### TO DO
What is needed is an exact retyping of each entry, pictures excluded.
##### DATA FOR THIS EXERCISE
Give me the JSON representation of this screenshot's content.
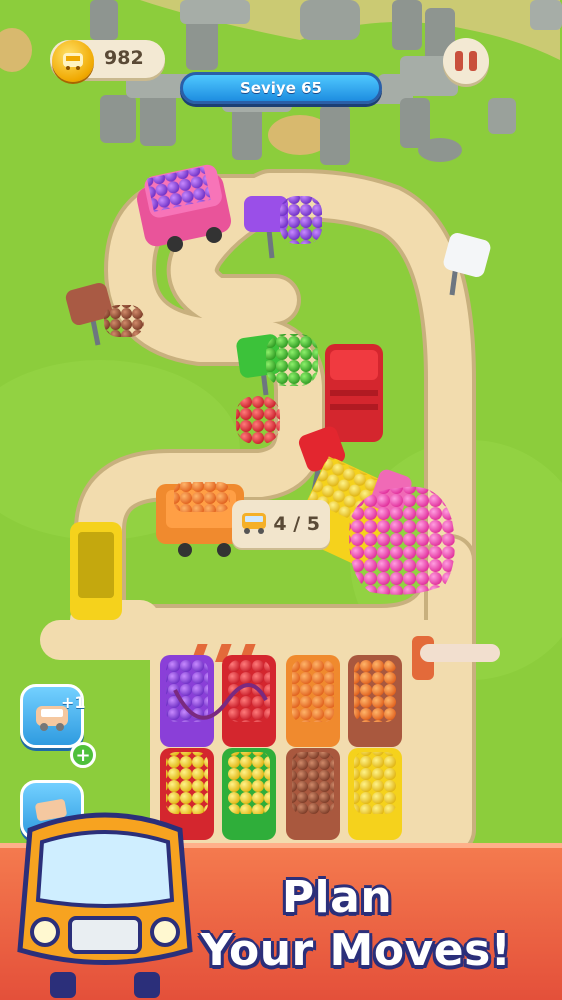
{
  "hud": {
    "coins": "982",
    "level_label": "Seviye 65",
    "coin_icon": "bus-coin-icon",
    "pause_icon": "pause-icon"
  },
  "side_buttons": {
    "add_vehicle_badge": "+1",
    "add_vehicle_plus": "+"
  },
  "capacity": {
    "text": "4 / 5"
  },
  "banner": {
    "line1": "Plan",
    "line2": "Your Moves!"
  },
  "colors": {
    "grass": "#8ccd3c",
    "road": "#f2dcae",
    "banner": "#e4503a",
    "level_bar": "#1e8de0",
    "text_outline": "#2b2f7a"
  }
}
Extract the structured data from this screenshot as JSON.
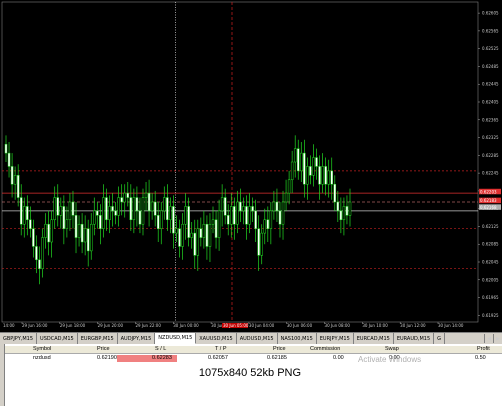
{
  "window": {
    "title": "NZDUSD,M15"
  },
  "chart_data": {
    "type": "candlestick",
    "symbol": "NZDUSD",
    "timeframe": "M15",
    "price_axis_labels": [
      "0.62605",
      "0.62565",
      "0.62525",
      "0.62485",
      "0.62445",
      "0.62405",
      "0.62365",
      "0.62325",
      "0.62285",
      "0.62245",
      "0.62205",
      "0.62165",
      "0.62125",
      "0.62085",
      "0.62045",
      "0.62005",
      "0.61965",
      "0.61925"
    ],
    "price_min": 0.6191,
    "price_max": 0.6263,
    "time_axis_labels": [
      "29 Jun 16:00",
      "29 Jun 18:00",
      "29 Jun 20:00",
      "29 Jun 22:00",
      "30 Jun 00:00",
      "30 Jun 02:00",
      "30 Jun 04:00",
      "30 Jun 06:00",
      "30 Jun 08:00",
      "30 Jun 10:00",
      "30 Jun 12:00",
      "30 Jun 14:00"
    ],
    "time_axis_prefix": "14:00",
    "highlight_time_label": "30 Jun 05:00",
    "closes": [
      0.6229,
      0.6226,
      0.6222,
      0.6224,
      0.6219,
      0.6213,
      0.6217,
      0.6214,
      0.6212,
      0.6208,
      0.6205,
      0.6203,
      0.621,
      0.6213,
      0.6209,
      0.6214,
      0.6219,
      0.6215,
      0.6217,
      0.6212,
      0.6214,
      0.6218,
      0.6215,
      0.621,
      0.6213,
      0.6209,
      0.6212,
      0.6207,
      0.6213,
      0.6216,
      0.6215,
      0.6212,
      0.6219,
      0.6214,
      0.6217,
      0.6216,
      0.6215,
      0.6219,
      0.6218,
      0.622,
      0.6219,
      0.6214,
      0.6219,
      0.6216,
      0.6213,
      0.6219,
      0.622,
      0.6216,
      0.6218,
      0.6215,
      0.6212,
      0.6216,
      0.6219,
      0.6214,
      0.6217,
      0.6211,
      0.6212,
      0.6208,
      0.6213,
      0.6217,
      0.621,
      0.6211,
      0.6206,
      0.6212,
      0.621,
      0.6213,
      0.6208,
      0.6213,
      0.6214,
      0.621,
      0.6216,
      0.6219,
      0.6215,
      0.6213,
      0.6217,
      0.6213,
      0.6218,
      0.6216,
      0.6217,
      0.6213,
      0.6217,
      0.6216,
      0.6212,
      0.6206,
      0.6211,
      0.6214,
      0.6212,
      0.6216,
      0.6218,
      0.6216,
      0.6213,
      0.6218,
      0.622,
      0.6223,
      0.6227,
      0.623,
      0.6225,
      0.6229,
      0.6222,
      0.6226,
      0.6224,
      0.6228,
      0.6226,
      0.6222,
      0.6226,
      0.6222,
      0.6225,
      0.6222,
      0.6218,
      0.6216,
      0.6214,
      0.6217,
      0.6215,
      0.6218
    ],
    "lines": {
      "horizontal_red_dotted": [
        0.6225,
        0.6212,
        0.6203
      ],
      "horizontal_red_solid": [
        0.622
      ],
      "horizontal_pink": [
        0.6218
      ],
      "horizontal_gray": [
        0.6216
      ],
      "vertical_dotted_white_at": "29 Jun 22:00",
      "vertical_red_dashed_at": "30 Jun 05:00"
    },
    "price_tags": [
      {
        "value": "0.62203",
        "color": "#e03030"
      },
      {
        "value": "0.62183",
        "color": "#e03030"
      },
      {
        "value": "0.62168",
        "color": "#b0b0b0"
      }
    ]
  },
  "tabs": [
    "GBPJPY,M15",
    "USDCAD,M15",
    "EURGBP,M15",
    "AUDJPY,M15",
    "NZDUSD,M15",
    "XAUUSD,M15",
    "AUDUSD,M15",
    "NAS100,M15",
    "EURJPY,M15",
    "EURCAD,M15",
    "EURAUD,M15",
    "G"
  ],
  "active_tab_index": 4,
  "terminal": {
    "headers": {
      "symbol": "Symbol",
      "price": "Price",
      "sl": "S / L",
      "tp": "T / P",
      "price2": "Price",
      "commission": "Commission",
      "swap": "Swap",
      "profit": "Profit"
    },
    "row": {
      "symbol": "nzdusd",
      "price": "0.62190",
      "sl": "0.62283",
      "tp": "0.62057",
      "price2": "0.62185",
      "commission": "0.00",
      "swap": "0.00",
      "profit": "0.50"
    }
  },
  "watermark": "Activate Windows",
  "info_bar": "1075x840  52kb  PNG"
}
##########
### ANSWER SECTION
Give me the JSON representation of this screenshot's content.
{
  "hud": {
    "coins": "982",
    "level_label": "Seviye 65",
    "coin_icon": "bus-coin-icon",
    "pause_icon": "pause-icon"
  },
  "side_buttons": {
    "add_vehicle_badge": "+1",
    "add_vehicle_plus": "+"
  },
  "capacity": {
    "text": "4 / 5"
  },
  "banner": {
    "line1": "Plan",
    "line2": "Your Moves!"
  },
  "colors": {
    "grass": "#8ccd3c",
    "road": "#f2dcae",
    "banner": "#e4503a",
    "level_bar": "#1e8de0",
    "text_outline": "#2b2f7a"
  }
}
Extract the structured data from this screenshot as JSON.
{
  "window": {
    "title": "NZDUSD,M15"
  },
  "chart_data": {
    "type": "candlestick",
    "symbol": "NZDUSD",
    "timeframe": "M15",
    "price_axis_labels": [
      "0.62605",
      "0.62565",
      "0.62525",
      "0.62485",
      "0.62445",
      "0.62405",
      "0.62365",
      "0.62325",
      "0.62285",
      "0.62245",
      "0.62205",
      "0.62165",
      "0.62125",
      "0.62085",
      "0.62045",
      "0.62005",
      "0.61965",
      "0.61925"
    ],
    "price_min": 0.6191,
    "price_max": 0.6263,
    "time_axis_labels": [
      "29 Jun 16:00",
      "29 Jun 18:00",
      "29 Jun 20:00",
      "29 Jun 22:00",
      "30 Jun 00:00",
      "30 Jun 02:00",
      "30 Jun 04:00",
      "30 Jun 06:00",
      "30 Jun 08:00",
      "30 Jun 10:00",
      "30 Jun 12:00",
      "30 Jun 14:00"
    ],
    "time_axis_prefix": "14:00",
    "highlight_time_label": "30 Jun 05:00",
    "closes": [
      0.6229,
      0.6226,
      0.6222,
      0.6224,
      0.6219,
      0.6213,
      0.6217,
      0.6214,
      0.6212,
      0.6208,
      0.6205,
      0.6203,
      0.621,
      0.6213,
      0.6209,
      0.6214,
      0.6219,
      0.6215,
      0.6217,
      0.6212,
      0.6214,
      0.6218,
      0.6215,
      0.621,
      0.6213,
      0.6209,
      0.6212,
      0.6207,
      0.6213,
      0.6216,
      0.6215,
      0.6212,
      0.6219,
      0.6214,
      0.6217,
      0.6216,
      0.6215,
      0.6219,
      0.6218,
      0.622,
      0.6219,
      0.6214,
      0.6219,
      0.6216,
      0.6213,
      0.6219,
      0.622,
      0.6216,
      0.6218,
      0.6215,
      0.6212,
      0.6216,
      0.6219,
      0.6214,
      0.6217,
      0.6211,
      0.6212,
      0.6208,
      0.6213,
      0.6217,
      0.621,
      0.6211,
      0.6206,
      0.6212,
      0.621,
      0.6213,
      0.6208,
      0.6213,
      0.6214,
      0.621,
      0.6216,
      0.6219,
      0.6215,
      0.6213,
      0.6217,
      0.6213,
      0.6218,
      0.6216,
      0.6217,
      0.6213,
      0.6217,
      0.6216,
      0.6212,
      0.6206,
      0.6211,
      0.6214,
      0.6212,
      0.6216,
      0.6218,
      0.6216,
      0.6213,
      0.6218,
      0.622,
      0.6223,
      0.6227,
      0.623,
      0.6225,
      0.6229,
      0.6222,
      0.6226,
      0.6224,
      0.6228,
      0.6226,
      0.6222,
      0.6226,
      0.6222,
      0.6225,
      0.6222,
      0.6218,
      0.6216,
      0.6214,
      0.6217,
      0.6215,
      0.6218
    ],
    "lines": {
      "horizontal_red_dotted": [
        0.6225,
        0.6212,
        0.6203
      ],
      "horizontal_red_solid": [
        0.622
      ],
      "horizontal_pink": [
        0.6218
      ],
      "horizontal_gray": [
        0.6216
      ],
      "vertical_dotted_white_at": "29 Jun 22:00",
      "vertical_red_dashed_at": "30 Jun 05:00"
    },
    "price_tags": [
      {
        "value": "0.62203",
        "color": "#e03030"
      },
      {
        "value": "0.62183",
        "color": "#e03030"
      },
      {
        "value": "0.62168",
        "color": "#b0b0b0"
      }
    ]
  },
  "tabs": [
    "GBPJPY,M15",
    "USDCAD,M15",
    "EURGBP,M15",
    "AUDJPY,M15",
    "NZDUSD,M15",
    "XAUUSD,M15",
    "AUDUSD,M15",
    "NAS100,M15",
    "EURJPY,M15",
    "EURCAD,M15",
    "EURAUD,M15",
    "G"
  ],
  "active_tab_index": 4,
  "terminal": {
    "headers": {
      "symbol": "Symbol",
      "price": "Price",
      "sl": "S / L",
      "tp": "T / P",
      "price2": "Price",
      "commission": "Commission",
      "swap": "Swap",
      "profit": "Profit"
    },
    "row": {
      "symbol": "nzdusd",
      "price": "0.62190",
      "sl": "0.62283",
      "tp": "0.62057",
      "price2": "0.62185",
      "commission": "0.00",
      "swap": "0.00",
      "profit": "0.50"
    }
  },
  "watermark": "Activate Windows",
  "info_bar": "1075x840  52kb  PNG"
}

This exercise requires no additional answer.